Entries from a dataset of interfaces
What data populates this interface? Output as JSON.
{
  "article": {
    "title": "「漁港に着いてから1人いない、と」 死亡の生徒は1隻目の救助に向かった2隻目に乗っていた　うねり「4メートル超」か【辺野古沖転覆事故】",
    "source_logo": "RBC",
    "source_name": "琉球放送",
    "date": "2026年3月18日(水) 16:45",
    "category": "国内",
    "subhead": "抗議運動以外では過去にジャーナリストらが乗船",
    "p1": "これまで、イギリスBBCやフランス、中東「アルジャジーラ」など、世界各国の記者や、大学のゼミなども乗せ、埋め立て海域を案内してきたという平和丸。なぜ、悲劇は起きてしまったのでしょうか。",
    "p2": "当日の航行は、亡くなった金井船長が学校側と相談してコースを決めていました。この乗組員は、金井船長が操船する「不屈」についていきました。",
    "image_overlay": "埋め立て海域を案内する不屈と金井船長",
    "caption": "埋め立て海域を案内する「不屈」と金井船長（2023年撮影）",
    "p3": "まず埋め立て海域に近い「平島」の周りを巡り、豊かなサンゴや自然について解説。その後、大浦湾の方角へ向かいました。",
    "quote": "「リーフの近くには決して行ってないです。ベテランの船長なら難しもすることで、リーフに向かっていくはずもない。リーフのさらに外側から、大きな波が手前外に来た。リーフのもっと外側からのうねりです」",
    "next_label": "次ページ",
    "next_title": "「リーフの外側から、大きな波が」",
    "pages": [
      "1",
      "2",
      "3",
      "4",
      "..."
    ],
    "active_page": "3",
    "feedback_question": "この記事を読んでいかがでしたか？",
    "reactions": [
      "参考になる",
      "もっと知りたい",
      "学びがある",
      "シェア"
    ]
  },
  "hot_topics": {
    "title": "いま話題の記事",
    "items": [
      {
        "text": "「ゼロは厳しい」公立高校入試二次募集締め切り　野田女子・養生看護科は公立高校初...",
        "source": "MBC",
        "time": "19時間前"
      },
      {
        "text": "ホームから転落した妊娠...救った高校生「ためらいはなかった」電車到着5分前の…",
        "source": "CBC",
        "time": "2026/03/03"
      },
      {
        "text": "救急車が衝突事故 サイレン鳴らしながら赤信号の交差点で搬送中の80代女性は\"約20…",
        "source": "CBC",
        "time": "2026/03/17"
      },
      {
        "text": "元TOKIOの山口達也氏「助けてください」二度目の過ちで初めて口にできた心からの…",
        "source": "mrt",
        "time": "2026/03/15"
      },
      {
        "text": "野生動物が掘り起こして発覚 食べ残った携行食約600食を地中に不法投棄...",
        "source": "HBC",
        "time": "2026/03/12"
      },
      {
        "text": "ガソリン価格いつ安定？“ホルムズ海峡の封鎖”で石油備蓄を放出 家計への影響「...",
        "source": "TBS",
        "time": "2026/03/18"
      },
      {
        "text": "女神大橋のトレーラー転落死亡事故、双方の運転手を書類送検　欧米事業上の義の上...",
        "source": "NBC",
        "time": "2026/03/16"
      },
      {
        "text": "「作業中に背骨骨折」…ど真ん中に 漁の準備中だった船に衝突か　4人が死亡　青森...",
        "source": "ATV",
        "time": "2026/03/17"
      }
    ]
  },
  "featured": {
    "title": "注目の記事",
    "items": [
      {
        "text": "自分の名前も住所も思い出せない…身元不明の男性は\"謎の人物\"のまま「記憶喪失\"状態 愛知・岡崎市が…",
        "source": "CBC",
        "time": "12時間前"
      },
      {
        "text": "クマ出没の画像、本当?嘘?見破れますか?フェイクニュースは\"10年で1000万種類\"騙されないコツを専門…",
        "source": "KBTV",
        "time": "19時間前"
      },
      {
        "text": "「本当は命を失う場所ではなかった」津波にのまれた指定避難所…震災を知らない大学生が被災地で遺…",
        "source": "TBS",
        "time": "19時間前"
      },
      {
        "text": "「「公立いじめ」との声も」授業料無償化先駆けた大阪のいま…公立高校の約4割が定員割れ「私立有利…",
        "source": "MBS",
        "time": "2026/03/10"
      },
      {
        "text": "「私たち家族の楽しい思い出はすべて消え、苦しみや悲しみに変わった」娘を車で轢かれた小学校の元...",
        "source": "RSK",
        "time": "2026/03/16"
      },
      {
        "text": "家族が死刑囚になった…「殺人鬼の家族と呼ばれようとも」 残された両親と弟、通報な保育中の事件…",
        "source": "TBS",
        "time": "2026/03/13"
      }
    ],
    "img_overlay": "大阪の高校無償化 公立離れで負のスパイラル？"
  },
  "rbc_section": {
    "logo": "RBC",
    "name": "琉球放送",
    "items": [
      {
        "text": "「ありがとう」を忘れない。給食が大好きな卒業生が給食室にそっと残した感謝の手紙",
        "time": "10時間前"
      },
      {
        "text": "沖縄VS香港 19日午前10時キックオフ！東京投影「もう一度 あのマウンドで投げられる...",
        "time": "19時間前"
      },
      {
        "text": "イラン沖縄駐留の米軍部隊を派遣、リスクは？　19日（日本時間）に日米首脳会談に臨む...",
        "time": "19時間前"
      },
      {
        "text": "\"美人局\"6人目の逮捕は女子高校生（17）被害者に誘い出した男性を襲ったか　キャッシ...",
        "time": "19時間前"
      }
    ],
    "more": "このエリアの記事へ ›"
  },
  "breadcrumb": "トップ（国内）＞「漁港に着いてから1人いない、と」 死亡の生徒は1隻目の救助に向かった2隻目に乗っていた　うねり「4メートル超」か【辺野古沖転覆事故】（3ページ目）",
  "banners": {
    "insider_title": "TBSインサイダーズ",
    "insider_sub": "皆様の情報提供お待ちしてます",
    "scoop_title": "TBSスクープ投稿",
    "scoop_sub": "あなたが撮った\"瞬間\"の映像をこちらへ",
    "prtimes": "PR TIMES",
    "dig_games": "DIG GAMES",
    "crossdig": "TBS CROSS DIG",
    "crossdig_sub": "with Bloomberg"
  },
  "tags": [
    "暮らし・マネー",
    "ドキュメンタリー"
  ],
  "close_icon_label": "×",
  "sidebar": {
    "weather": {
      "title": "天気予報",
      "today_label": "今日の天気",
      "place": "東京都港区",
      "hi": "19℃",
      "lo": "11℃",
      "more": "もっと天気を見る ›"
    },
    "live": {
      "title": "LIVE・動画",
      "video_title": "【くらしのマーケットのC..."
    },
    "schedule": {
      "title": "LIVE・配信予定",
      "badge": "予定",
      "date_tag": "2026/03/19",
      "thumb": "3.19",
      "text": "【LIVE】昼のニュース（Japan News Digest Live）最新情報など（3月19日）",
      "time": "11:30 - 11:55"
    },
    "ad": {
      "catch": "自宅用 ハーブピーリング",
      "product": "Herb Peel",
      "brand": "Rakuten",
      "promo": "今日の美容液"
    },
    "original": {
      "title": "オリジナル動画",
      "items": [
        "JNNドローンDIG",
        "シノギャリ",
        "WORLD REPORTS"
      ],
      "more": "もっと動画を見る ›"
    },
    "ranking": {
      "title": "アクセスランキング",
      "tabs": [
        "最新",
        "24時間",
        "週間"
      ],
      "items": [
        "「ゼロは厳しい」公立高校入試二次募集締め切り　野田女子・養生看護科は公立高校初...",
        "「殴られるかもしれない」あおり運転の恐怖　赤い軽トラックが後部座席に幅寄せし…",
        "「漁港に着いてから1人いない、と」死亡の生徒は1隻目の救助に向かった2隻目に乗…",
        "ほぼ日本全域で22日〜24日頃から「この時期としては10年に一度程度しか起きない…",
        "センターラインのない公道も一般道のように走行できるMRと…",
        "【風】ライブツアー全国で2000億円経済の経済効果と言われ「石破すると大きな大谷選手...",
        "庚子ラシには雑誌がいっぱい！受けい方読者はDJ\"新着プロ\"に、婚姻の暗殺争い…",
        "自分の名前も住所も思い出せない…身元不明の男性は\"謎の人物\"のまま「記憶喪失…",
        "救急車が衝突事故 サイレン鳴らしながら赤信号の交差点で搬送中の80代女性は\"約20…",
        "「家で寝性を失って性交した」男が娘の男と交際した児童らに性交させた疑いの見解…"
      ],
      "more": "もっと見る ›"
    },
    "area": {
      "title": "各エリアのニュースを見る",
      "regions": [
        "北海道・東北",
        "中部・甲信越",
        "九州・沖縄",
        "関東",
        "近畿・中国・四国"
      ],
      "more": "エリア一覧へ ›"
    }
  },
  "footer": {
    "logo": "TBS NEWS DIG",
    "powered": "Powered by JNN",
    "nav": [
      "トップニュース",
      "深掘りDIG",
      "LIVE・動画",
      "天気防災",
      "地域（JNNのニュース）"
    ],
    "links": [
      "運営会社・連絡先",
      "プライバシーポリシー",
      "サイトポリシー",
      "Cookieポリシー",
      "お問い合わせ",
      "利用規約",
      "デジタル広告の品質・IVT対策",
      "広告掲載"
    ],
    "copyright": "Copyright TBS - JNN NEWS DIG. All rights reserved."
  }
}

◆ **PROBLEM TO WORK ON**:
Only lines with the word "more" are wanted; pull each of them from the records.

◆ **OUTPUT OF THE TASK**:
    "more": "このエリアの記事へ ›"
      "more": "もっと天気を見る ›"
      "more": "もっと動画を見る ›"
      "more": "もっと見る ›"
      "more": "エリア一覧へ ›"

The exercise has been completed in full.